Marielle Nitoslawska, Breaking the Frame, 2012, digital video, 100 minutes.


Canadian Marielle Nitoslawska’s feature film Breaking the Frame (2012) is a portrait of the American artist Carolee Schneemann. A collage drawn from interviews, excerpts from her private notebooks, and music composed by the late James Tenney, the film celebrates Schneemann as a guide for subsequent generations of artists. Breaking the Frame’s US theatrical premiere will run at Anthology Film Archives in New York from January 31 to February 6, 2014, and will be followed by screenings at London’s ICA. Nitoslawska and Schneemann will be in discussion on opening night in NYC.
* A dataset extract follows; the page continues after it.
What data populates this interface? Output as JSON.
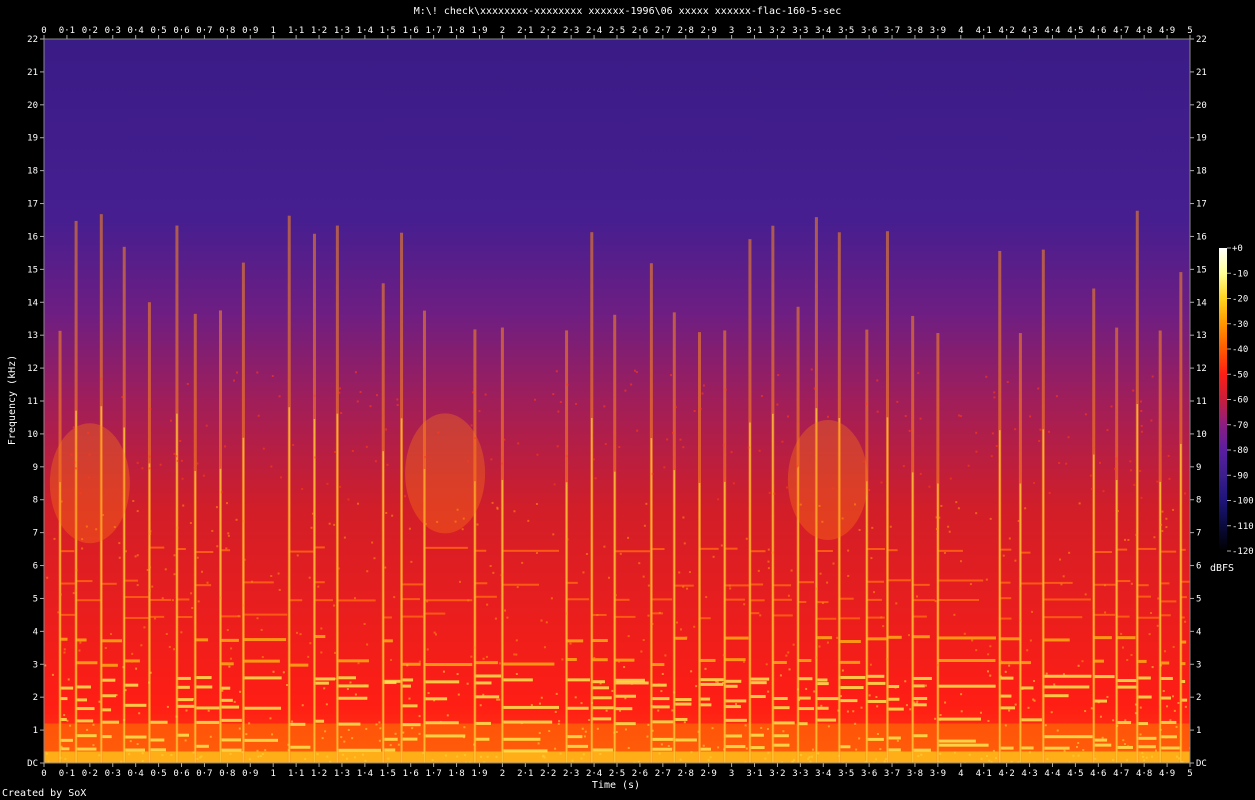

MY PREVIOUS FILM BAD GIRL surveyed different representations of sexuality by female artists and activists. When it was finished I wanted to take a deeper, more personal approach to the topic of the body. Schneemann’s approach was closest to me. For nearly fifty years, Carolee had subverted art in thinking deeply about the female body and sexuality. And so Breaking the Frame closely follows Carolee’s beliefs, as well as her activities, her artwork, and it gives context for how all these elements have evolved together over time. I hope that people who see the film in one-hundred years will still be able to get a sense of an artist who was living in a particular place at a particular time—a woman who came into her own in the late 1950s and early ’60s—but who is also alive and still working in the twenty-first century.

Carolee’s aesthetic has always been very close to me, especially her way of working with the materials of daily life. I saw her film Fuses (1965) in my twenties at a little repertory theater in Montreal and it stuck with me. What felt so powerful and surprising to me was how the film rendered the feeling of lovemaking. The solely physical aspect is subverted, and instead we get into a person’s emotional experience. I had never ever seen explicit images of sexuality before then, but I didn’t find it shocking. It was warm, even hopeful.

I’ve read most of what’s been written about Schneemann—as well as her own voluminous correspondence with peers—I knew that my film had to be about her ideas and to go beyond language. It needed to be tactile, and to show things in motion. So I made a visually layered work about Carolee’s life and work with a lot of archival footage as well as with Super 8 and 16 mm footage that I shot myself, and with a narrative structure less linear than ephemeral, taking you through her works as though they were pearls on a string. I would connect these to her personal life, as they were connected for her. I would try to evoke, not teach but enchant.

I would also try to tell another, larger story. In 1975 Carolee wrote, “By the year 2000, no young woman artist will believe that our deepest energies were nurtured in secret.” I felt that I would include my own voice, sometimes speaking about Carolee in order to create the presence of an active female artist from another, later generation. I am one of the women she was addressing, and I felt that through me viewers could enter a once-unspeakable story about women artists, a story that must be told and retold. Carolee has also said that when she first began painting, she was a “visitor in the house of male culture.” Today our situation is very different. That, clearly, is partly due to her work. In its light, many feel Schneemann deserves a major retrospective in one of the world’s top museums, just like several of her peers have received.

— As told to Aaron Cutler